     At any rate, bio-chemical theories and pharmaceutical remedies will come and go, and all will fail miserably to heal, fix or change an addict, let alone prevent him or her from relapsing. While it is tempting to assume that drug addicts and those with depression just need more of what they seek, the fact is you are only perpetuating the addiction and depression by artificially raising levels of dopamine and other neurotransmitters.

     As far as addicts are concerned, behavioral neuroscientists, while certainly intelligent and doing their thing, are suggesting treatment models that are quite dangerous. This is a comment from some blog that advocates methadone et al, but sums up the lunacy that parents are being infected with today:

     “Some cases of ‘addiction’ are actually attempts to replace what is naturally missing in their bodies.

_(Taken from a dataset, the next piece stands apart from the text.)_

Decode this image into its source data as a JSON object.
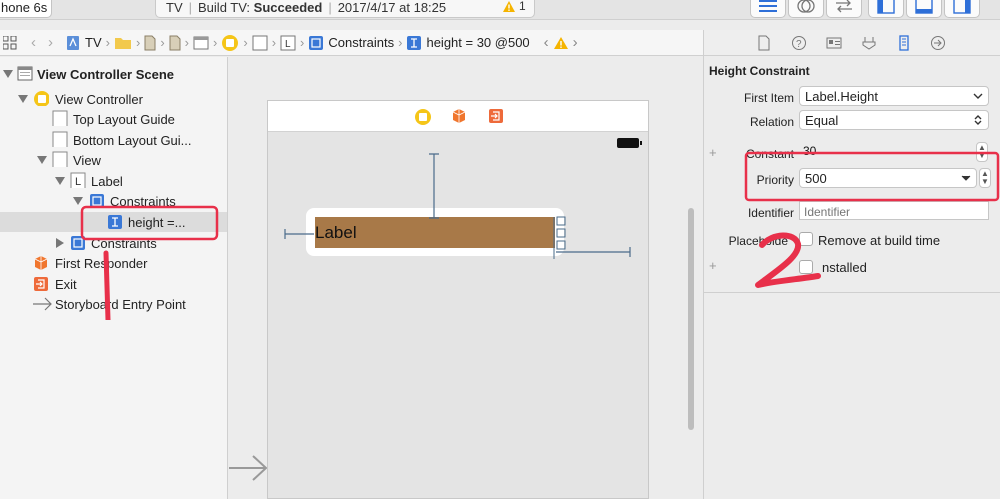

In the case of opiate addiction, some, not all, are using it for legitimate mental health treatment [???]. While I do not advocate taking illicit substances to solve this, there exists a growing mountain of evidence supporting the notion that a lack of endogenous opioids inside of our bodies can lead to many illnesses, including depression [LOL. Wow.]. While not necessarily the case and knowing nothing of your situation, if your child has been suffering from depression for some time it may be worth looking in to.”

     Not only is that factually incorrect, but it is insane. Instead of supplementing decreased levels of dopamine with increased levels of dopamine, the truth is that we need the exact opposite. We need to get used to having and experiencing decreased or natural levels of dopamine, kind of like every other human being in the world who isn’t jammed 24/7. We need to get used to being human, and that means less dopamine and more suffering. Yup, more suffering. Trust me, addicts don’t need more opiates. Lmfao. 

     The notion today that addicts need more comfort and less humility is a degenerate and Godless philosophy that progressive, collectivist activists are infecting you with. It is wrong, it will fail every time, and it is a complete disservice to you and your addict to be swallowing this sort of bullshit and storing it up in the attic.

     Finally, the other half of status quo treatment today is from the sort of anti-stigma, kumbaya, PC crowd (clueless beyond words) and revolves around this notion that simply loving or getting addicts to feel “connected” is all they need. While that sounds great and all, it is also wrong.

     Addicts using and alcoholics drinking have absolutely nothing to do with not feeling connected or loved. Sure we (or anyone) will become disconnected by using or drinking year after year, but let me tell you, every actual addict I know basks in their dissociated, detached comfort zone. We much prefer our state of numbness and lack of intimacy… until we don’t. Most of us couldn’t care less about feeling connected. Dealing with people and relationships is quite frankly just a hassle for addicts and alcoholics. Trust me, we want to get high. Plus, addicts and alcoholics love chaos. We love sabotaging everything. We love building it up and then tearing it all down.

     From the preface of “The Privileged Addict” – “The active addict, or the sober yet untreated one, is a truly selfish being who harms nearly everything he comes into contact with. The ripple effect of his behavior is far reaching, as he gradually destroys all things precious in life.”

    I continue to hope and pray that addicts, families and all those who suffer find their way back home to the Lord. Addicts simply need to let go and accept life on life’s terms. By living in the moment and accepting everything, we can find some peace and just be okay with the way things are.